The other group is another issue and now knowing it is biologically driven allows us to dismiss the red herrings out there.
ScienceDaily (Aug. 12, 2012) — Major depression or chronic stress can cause the loss of brain volume, a condition that contributes to both emotional and cognitive impairment. Now a team of researchers led by Yale scientists has discovered one reason why this occurs -- a single genetic switch that triggers loss of brain connections in humans and depression in animal models.
The findings, reported in the Aug. 12 issue of the journal Nature Medicine, show that the genetic switch known as a transcription factor represses the expression of several genes that are necessary for the formation of synaptic connections between brain cells, which in turn could contribute to loss of brain mass in the prefrontal cortex.

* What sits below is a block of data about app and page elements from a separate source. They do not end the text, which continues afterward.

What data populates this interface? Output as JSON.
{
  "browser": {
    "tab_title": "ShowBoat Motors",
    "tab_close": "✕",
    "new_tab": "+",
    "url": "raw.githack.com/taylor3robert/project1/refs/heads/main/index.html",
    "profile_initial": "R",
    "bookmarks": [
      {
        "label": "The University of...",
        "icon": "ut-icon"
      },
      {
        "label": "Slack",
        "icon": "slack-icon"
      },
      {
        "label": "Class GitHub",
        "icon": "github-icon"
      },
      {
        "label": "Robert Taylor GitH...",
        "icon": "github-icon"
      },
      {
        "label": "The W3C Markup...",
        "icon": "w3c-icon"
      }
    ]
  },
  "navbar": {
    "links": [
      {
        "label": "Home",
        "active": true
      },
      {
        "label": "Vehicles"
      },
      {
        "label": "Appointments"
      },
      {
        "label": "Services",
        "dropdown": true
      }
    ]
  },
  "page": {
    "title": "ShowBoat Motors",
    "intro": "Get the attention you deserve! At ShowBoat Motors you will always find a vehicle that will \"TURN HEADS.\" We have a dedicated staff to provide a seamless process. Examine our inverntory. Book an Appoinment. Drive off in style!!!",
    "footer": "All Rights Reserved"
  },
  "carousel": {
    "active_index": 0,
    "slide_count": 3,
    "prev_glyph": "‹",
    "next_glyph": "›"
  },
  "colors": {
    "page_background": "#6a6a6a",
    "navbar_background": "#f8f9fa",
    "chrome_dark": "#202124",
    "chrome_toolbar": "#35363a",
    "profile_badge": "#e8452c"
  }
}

"We wanted to test the idea that stress causes a loss of brain synapses in humans," said senior author Ronald Duman, the Elizabeth Mears and House Jameson Professor of Psychiatry and professor of neurobiology and of pharmacology. "We show that circuits normally involved in emotion, as well as cognition, are disrupted when this single transcription factor is activated."
The research team analyzed tissue of depressed and non-depressed patients donated from a brain bank and looked for different patterns of gene activation. The brains of patients who had been depressed exhibited lower levels of expression in genes that are required for the function and structure of brain synapses. Lead author and postdoctoral researcher H.J. Kang discovered that at least five of these genes could be regulated by a single transcription factor called GATA1. When the transcription factor was activated, rodents exhibited depressive-like symptoms, suggesting GATA1 plays a role not only in the loss of connections between neurons but also in symptoms of depression.
Duman theorizes that genetic variations in GATA1 may one day help identify people at high risk for major depression or sensitivity to stress.
"We hope that by enhancing synaptic connections, either with novel medications or behavioral therapy, we can develop more effective antidepressant therapies," Duman said.
The study was funded by the National Institutes of Health and the Connecticut Department of Mental Health and Addiction Services.
Other Yale authors of the paper are Bhavya Voleti, Pawel Licznerski, Ashley Lepack, and Mounira Banasr.